A survey of mathematical structures for extending 2D neurogeometry to 3D image processing
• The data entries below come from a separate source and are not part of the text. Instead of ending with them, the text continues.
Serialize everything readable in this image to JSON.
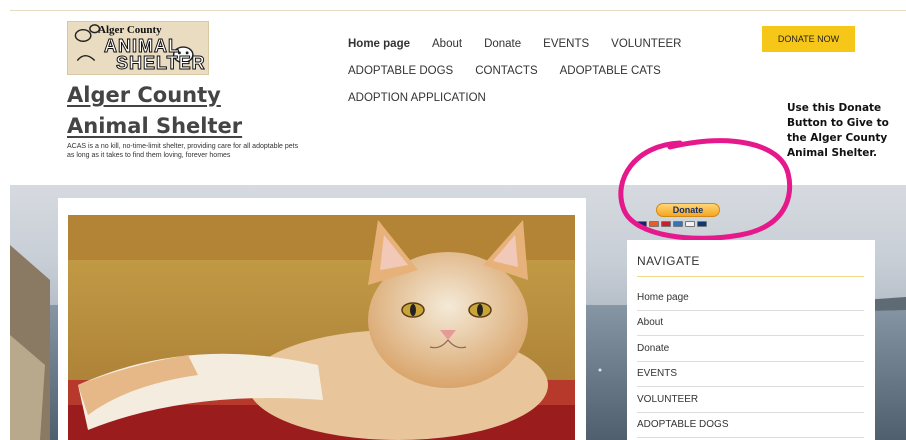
{
  "header": {
    "logo": {
      "line1": "Alger County",
      "line2": "ANIMAL",
      "line3": "SHELTER"
    },
    "site_title": "Alger County Animal Shelter",
    "tagline": "ACAS is a no kill, no-time-limit shelter, providing care for all adoptable pets as long as it takes to find them loving, forever homes"
  },
  "nav": {
    "rows": [
      [
        "Home page",
        "About",
        "Donate",
        "EVENTS",
        "VOLUNTEER"
      ],
      [
        "ADOPTABLE DOGS",
        "CONTACTS",
        "ADOPTABLE CATS"
      ],
      [
        "ADOPTION APPLICATION"
      ]
    ],
    "active": "Home page"
  },
  "donate_now": "DONATE NOW",
  "callout": "Use this Donate Button to Give to the Alger County Animal Shelter.",
  "paypal": {
    "button": "Donate"
  },
  "sidebar": {
    "title": "NAVIGATE",
    "items": [
      "Home page",
      "About",
      "Donate",
      "EVENTS",
      "VOLUNTEER",
      "ADOPTABLE DOGS"
    ]
  },
  "colors": {
    "accent": "#f6c719",
    "circle": "#e5188c",
    "paypal_blue": "#16306b"
  }
}
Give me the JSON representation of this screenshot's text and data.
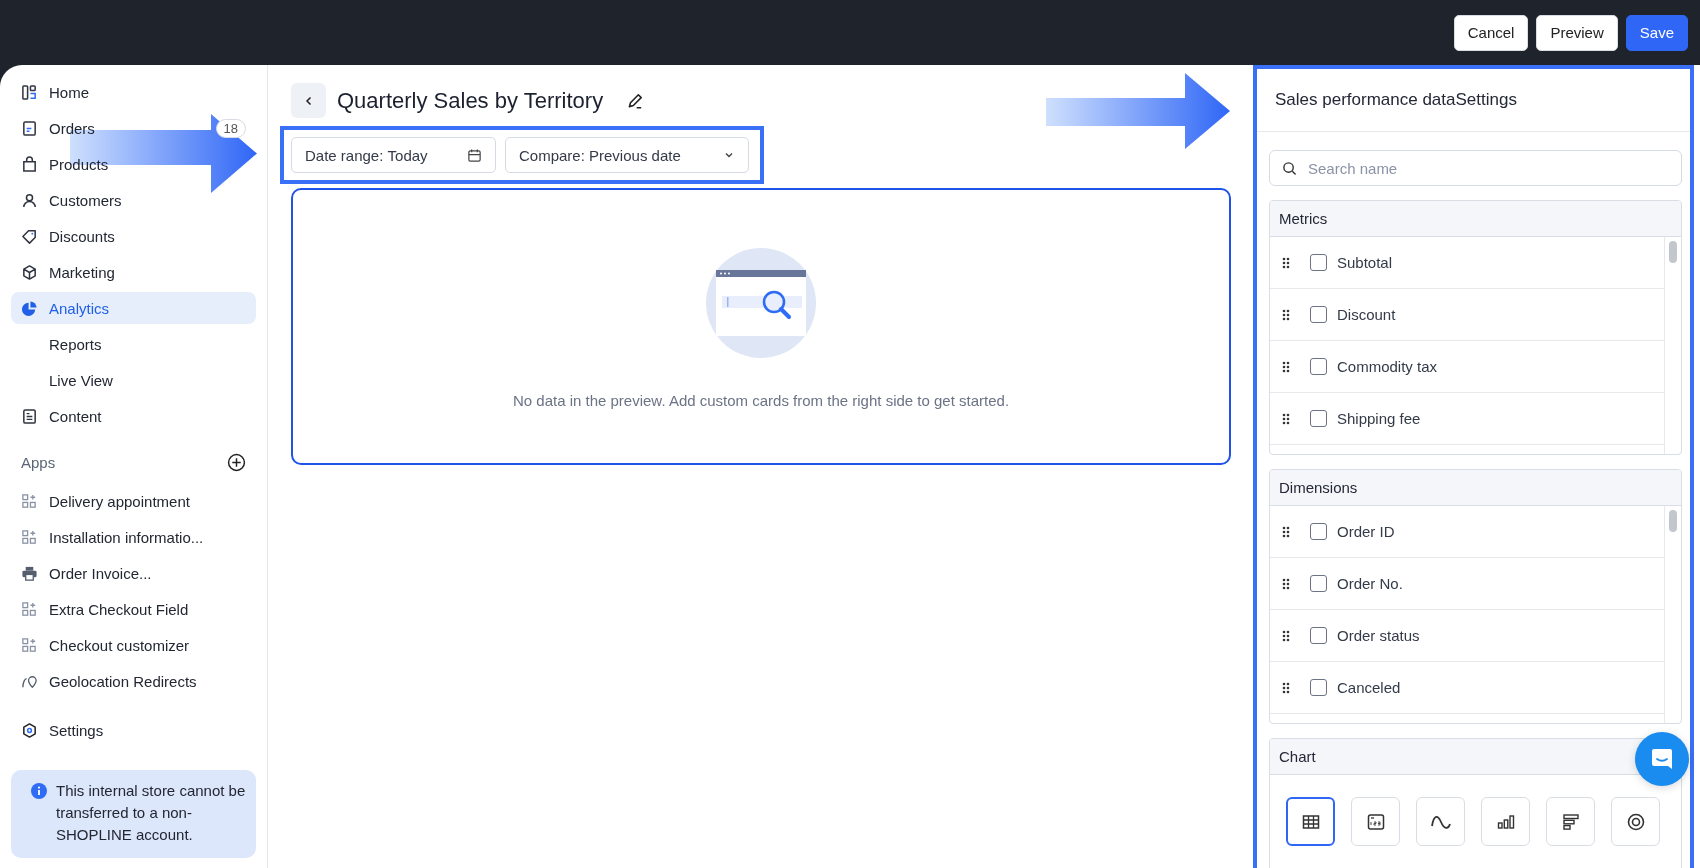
{
  "top_bar": {
    "buttons": [
      {
        "label": "Cancel",
        "kind": "default"
      },
      {
        "label": "Preview",
        "kind": "default"
      },
      {
        "label": "Save",
        "kind": "primary"
      }
    ]
  },
  "sidebar": {
    "items": [
      {
        "label": "Home",
        "selected": false
      },
      {
        "label": "Orders",
        "selected": false,
        "badge": "18"
      },
      {
        "label": "Products",
        "selected": false
      },
      {
        "label": "Customers",
        "selected": false
      },
      {
        "label": "Discounts",
        "selected": false
      },
      {
        "label": "Marketing",
        "selected": false
      },
      {
        "label": "Analytics",
        "selected": true,
        "children": [
          {
            "label": "Reports",
            "selected": false
          },
          {
            "label": "Live View",
            "selected": false
          }
        ]
      },
      {
        "label": "Content",
        "selected": false
      }
    ],
    "apps": {
      "title": "Apps",
      "items": [
        {
          "label": "Delivery appointment"
        },
        {
          "label": "Installation informatio..."
        },
        {
          "label": "Order Invoice..."
        },
        {
          "label": "Extra Checkout Field"
        },
        {
          "label": "Checkout customizer"
        },
        {
          "label": "Geolocation Redirects"
        }
      ]
    },
    "settings": "Settings",
    "notice": "This internal store cannot be transferred to a non-SHOPLINE account."
  },
  "page": {
    "title": "Quarterly Sales by Territory",
    "filters": [
      {
        "label": "Date range:",
        "value": "Today",
        "kind": "calendar"
      },
      {
        "label": "Compare:",
        "value": "Previous date",
        "kind": "dropdown"
      }
    ],
    "empty_message": "No data in the preview. Add custom cards from the right side to get started."
  },
  "panel": {
    "title": "Sales performance dataSettings",
    "search": {
      "placeholder": "Search name"
    },
    "sections": [
      {
        "title": "Metrics",
        "items": [
          {
            "label": "Subtotal",
            "checked": false
          },
          {
            "label": "Discount",
            "checked": false
          },
          {
            "label": "Commodity tax",
            "checked": false
          },
          {
            "label": "Shipping fee",
            "checked": false
          }
        ]
      },
      {
        "title": "Dimensions",
        "items": [
          {
            "label": "Order ID",
            "checked": false
          },
          {
            "label": "Order No.",
            "checked": false
          },
          {
            "label": "Order status",
            "checked": false
          },
          {
            "label": "Canceled",
            "checked": false
          }
        ]
      }
    ],
    "chart": {
      "title": "Chart",
      "types": [
        {
          "kind": "table",
          "selected": true
        },
        {
          "kind": "number",
          "selected": false
        },
        {
          "kind": "line",
          "selected": false
        },
        {
          "kind": "column",
          "selected": false
        },
        {
          "kind": "bar",
          "selected": false
        },
        {
          "kind": "donut",
          "selected": false
        }
      ]
    }
  }
}
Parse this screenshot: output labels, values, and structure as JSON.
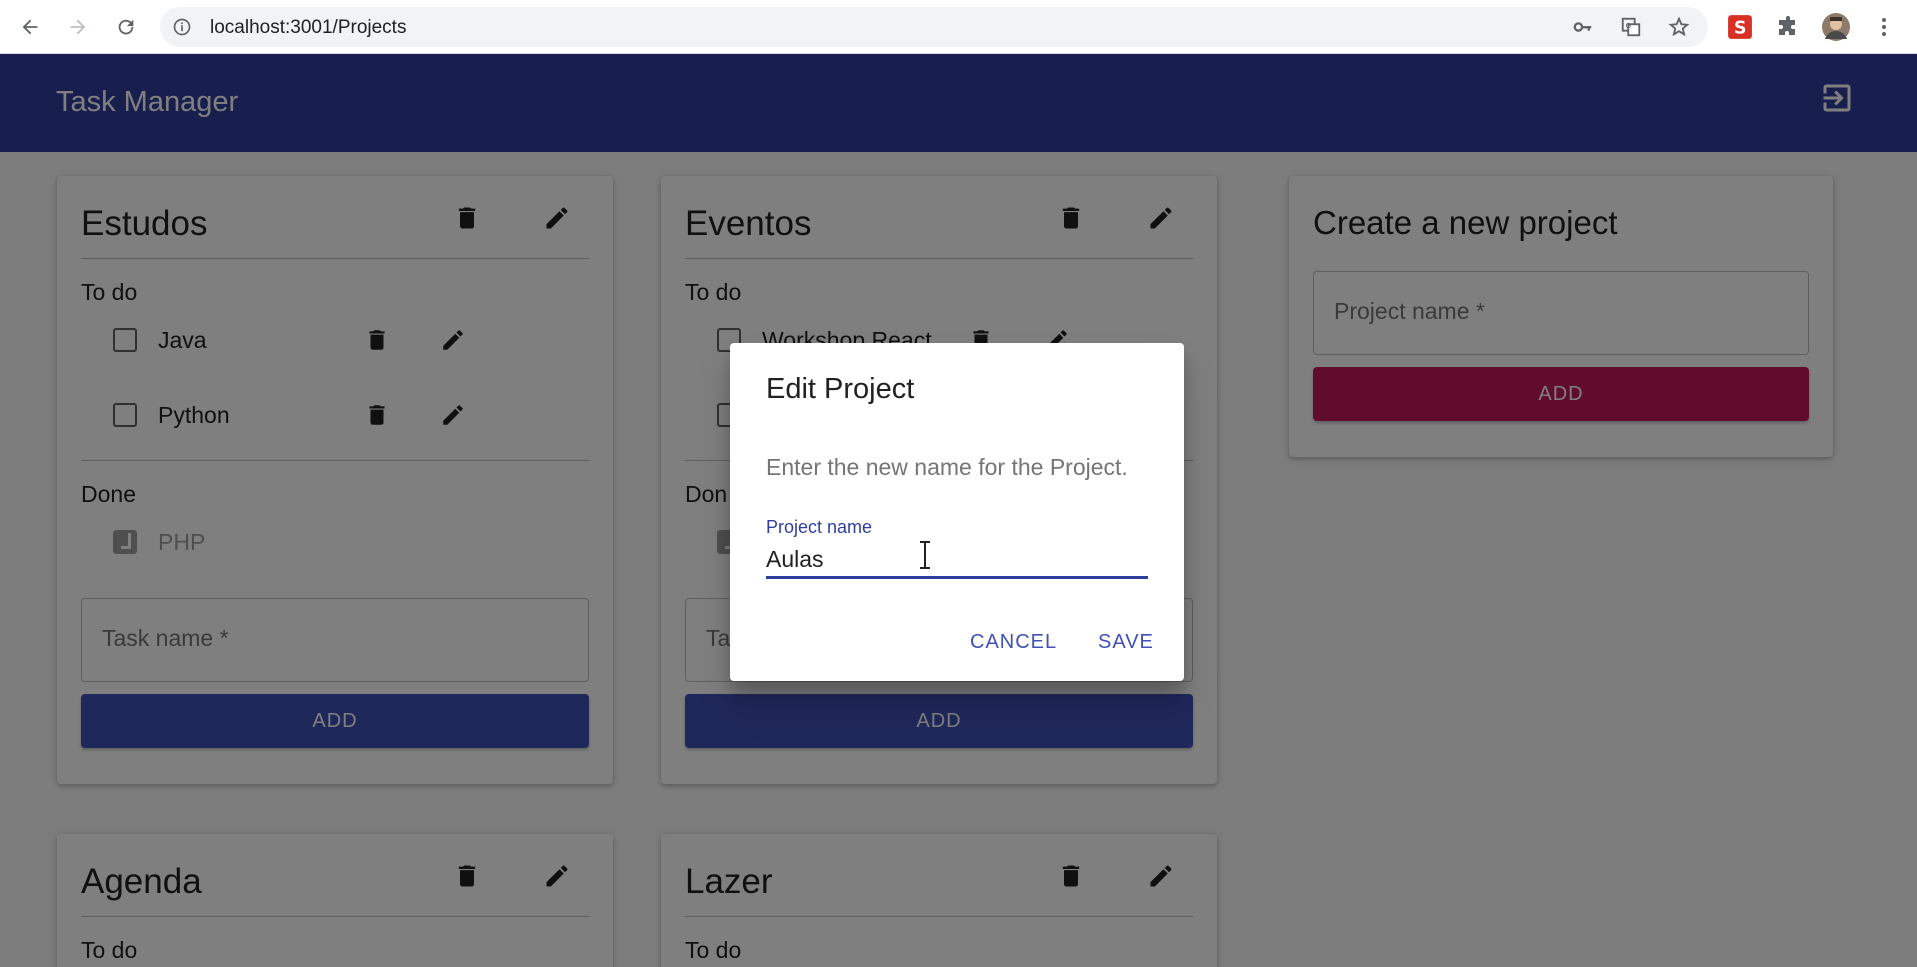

In the era of big data, one may apply generic learning algorithms for medical computer vision. But such algorithms are often "black-boxes" and as such, hard to interpret. We still need new constructive models, which could eventually feed the big data framework. Where can one find inspiration for new models in medical computer vision? The emerging field of Neurogeometry provides innovative ideas. Neurogeometry models the visual cortex through modern Differential Geometry: the neuronal architecture is represented as a sub-Riemannian manifold R2 x S1. On the one hand, Neurogeometry explains visual phenomena like human perceptual completion. On the other hand, it provides efficient algorithms for computer vision. Examples of applications are image completion (in-painting) and crossing-preserving smoothing. In medical image computer vision, Neurogeometry is less known although some algorithms exist. One reason is that one often deals with 3D images, whereas Neurogeometry is essentially 2D (our retina is 2D). Moreover, the generalization of (2D)-Neurogeometry to 3D is not straight-forward from the mathematical point of view. This article presents the theoretical framework of a 3D-Neurogeometry inspired by the 2D case. We survey the mathematical structures and a standard frame for algorithms in 3D- Neurogeometry. The aim of the paper is to provide a "theoretical toolbox" and inspiration for new algorithms in 3D medical computer vision.